Phishing emails disguised as sexual harassment complaints being sent by the federal agency US Equal Employment Opportunity Commission (EEOC) are being used to deliver the TrickBot banking Trojan.
The recipient, usually unsuspecting employees at large enterprises, receive an email from EEOC, the agency in charge of workplace discrimination. This phishing email contains a malicious attachment that the recipient is prompted to download. Once this malicious attachment is downloaded, the TrickBot trojan is dropped and the victim’s computer is infected.
“Personal Touch” Used To Persuade Recipient to Download Malicious Attachment
Cybercriminals use personal information collected from public profiles of social media platforms, such as LinkedIn, Twitter, Facebook, and information from other leaks to make each phishing email targeted. For example, the email will contain a target’s:

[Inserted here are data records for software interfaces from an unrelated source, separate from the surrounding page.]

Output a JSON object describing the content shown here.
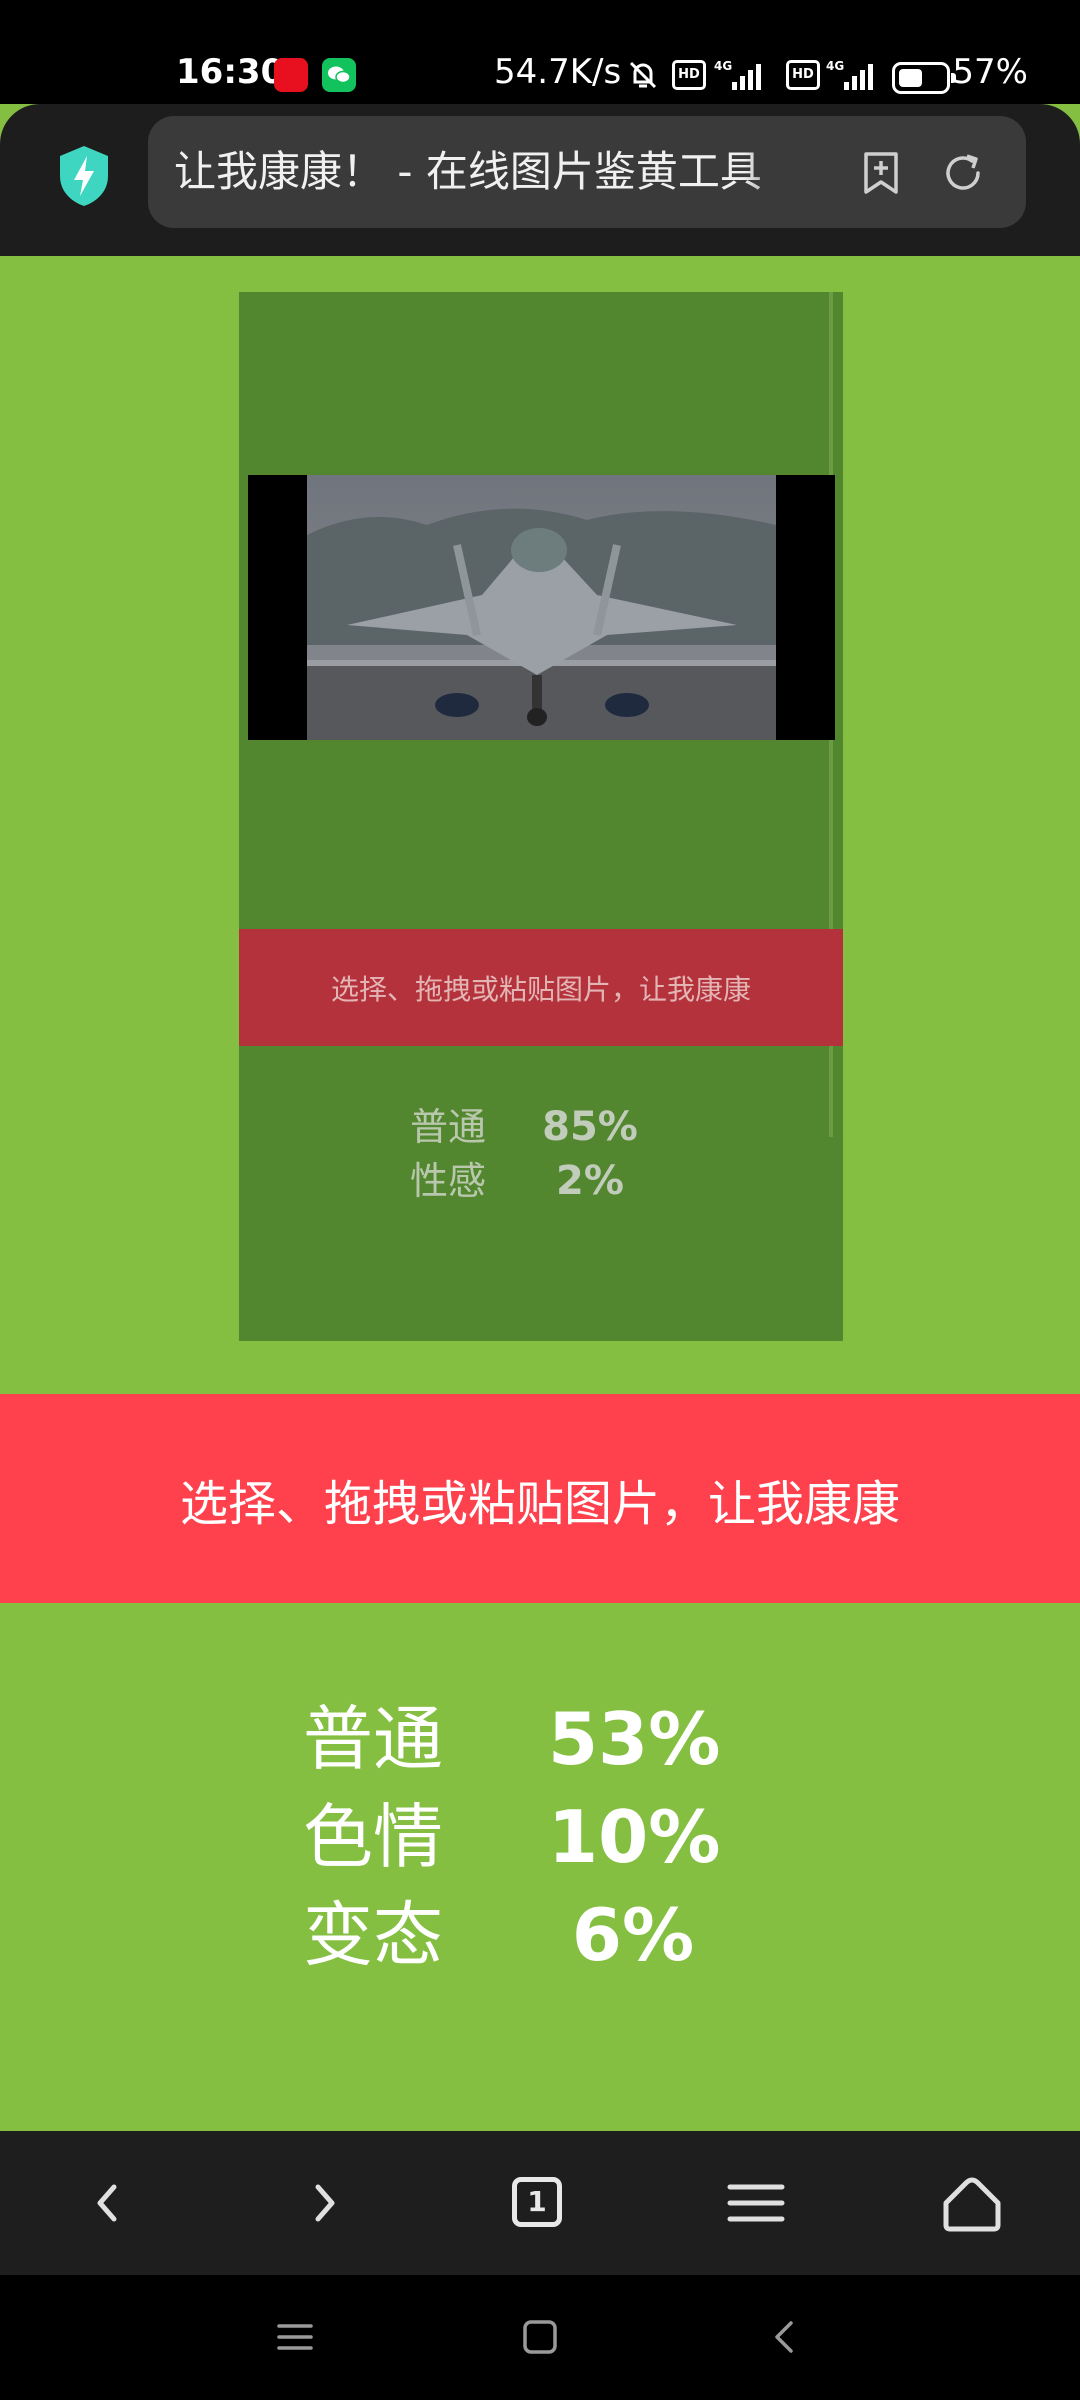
{
  "status_bar": {
    "time": "16:30",
    "net_speed": "54.7K/s",
    "hd_label": "HD",
    "network_type": "4G",
    "battery": "57%",
    "battery_level": 0.57,
    "notification_icons": [
      "youdao-app-icon",
      "wechat-icon"
    ]
  },
  "browser": {
    "page_title": "让我康康！ - 在线图片鉴黄工具",
    "icons": [
      "shield-icon",
      "add-bookmark-icon",
      "refresh-icon"
    ]
  },
  "preview": {
    "upload_label": "选择、拖拽或粘贴图片，让我康康",
    "results": [
      {
        "label": "普通",
        "value": "85%"
      },
      {
        "label": "性感",
        "value": "2%"
      }
    ]
  },
  "upload": {
    "label": "选择、拖拽或粘贴图片，让我康康"
  },
  "results": [
    {
      "label": "普通",
      "value": "53%"
    },
    {
      "label": "色情",
      "value": "10%"
    },
    {
      "label": "变态",
      "value": "6%"
    }
  ],
  "nav": {
    "tab_count": "1",
    "icons": [
      "back-icon",
      "forward-icon",
      "tabs-icon",
      "menu-icon",
      "home-icon"
    ]
  },
  "colors": {
    "page_background": "#84bf42",
    "upload_bar": "#ff414d",
    "preview_background": "#52862f"
  }
}
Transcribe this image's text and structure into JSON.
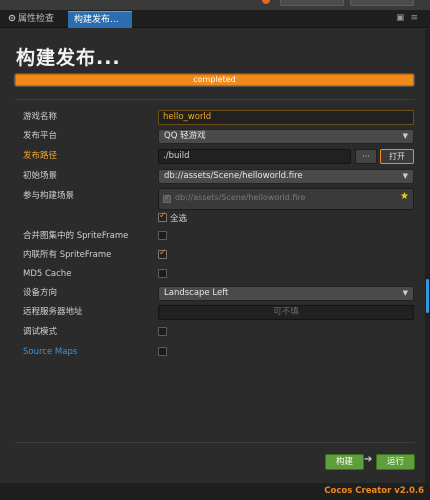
{
  "tabs": [
    {
      "label": "属性检查器"
    },
    {
      "label": "构建发布..."
    }
  ],
  "header": {
    "title": "构建发布..."
  },
  "progress": {
    "status_text": "completed",
    "value": 1.0
  },
  "form": {
    "game_name_label": "游戏名称",
    "game_name_value": "hello_world",
    "platform_label": "发布平台",
    "platform_value": "QQ 轻游戏",
    "publish_path_label": "发布路径",
    "publish_path_value": "./build",
    "dots_button": "···",
    "open_button": "打开",
    "start_scene_label": "初始场景",
    "start_scene_value": "db://assets/Scene/helloworld.fire",
    "build_scenes_label": "参与构建场景",
    "build_scene_item": "db://assets/Scene/helloworld.fire",
    "select_all_label": "全选",
    "merge_spriteframe_label": "合并图集中的 SpriteFrame",
    "inline_spriteframe_label": "内联所有 SpriteFrame",
    "md5_label": "MD5 Cache",
    "orientation_label": "设备方向",
    "orientation_value": "Landscape Left",
    "remote_server_label": "远程服务器地址",
    "remote_server_placeholder": "可不填",
    "debug_label": "调试模式",
    "source_maps_label": "Source Maps"
  },
  "checkboxes": {
    "select_all": true,
    "merge_spriteframe": false,
    "inline_spriteframe": true,
    "md5_cache": false,
    "debug": false,
    "source_maps": false
  },
  "actions": {
    "build_label": "构建",
    "run_label": "运行"
  },
  "footer": {
    "version": "Cocos Creator v2.0.6"
  },
  "colors": {
    "accent_orange": "#f08a1b",
    "tab_blue": "#2c6db0",
    "action_green": "#5f9f3b",
    "link_blue": "#3a96dd"
  }
}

- the company they work for
- job titles
- phone numbers
Customizing a phishing email has shown to greatly increase chance that the recipient downloads the malicious attachment. Below is an example of the email from EEOC, the agency in charge of workplace discrimination.
Targeted Attacks The New Norm
Nearly all successful cyberattacks include a social engineering component that customizes phishing emails in order to make them more convincing. The effectiveness of a phishing campaign significantly increases when emails include information on each recipient.
Defense technologies like anti-virus and firewalls are helpless against phishing emails because they are not able to eliminate human error. In other words, these defense solutions cannot stop a user from downloading the malicious file.
Content Disarm Technology (CDR) is an effective tool against phishing emails because it ensures that all files are clean before entering a system. Even if a recipient is deceived by the phishing email, when they click to download the malicious attachment, CDR technology will detect, disarm and clean the file before it is opened. In the case of EEOC sexual harassment emails, CDR technology would be able to detect the malicious file containing TrickBot trojan before it harms the recipient.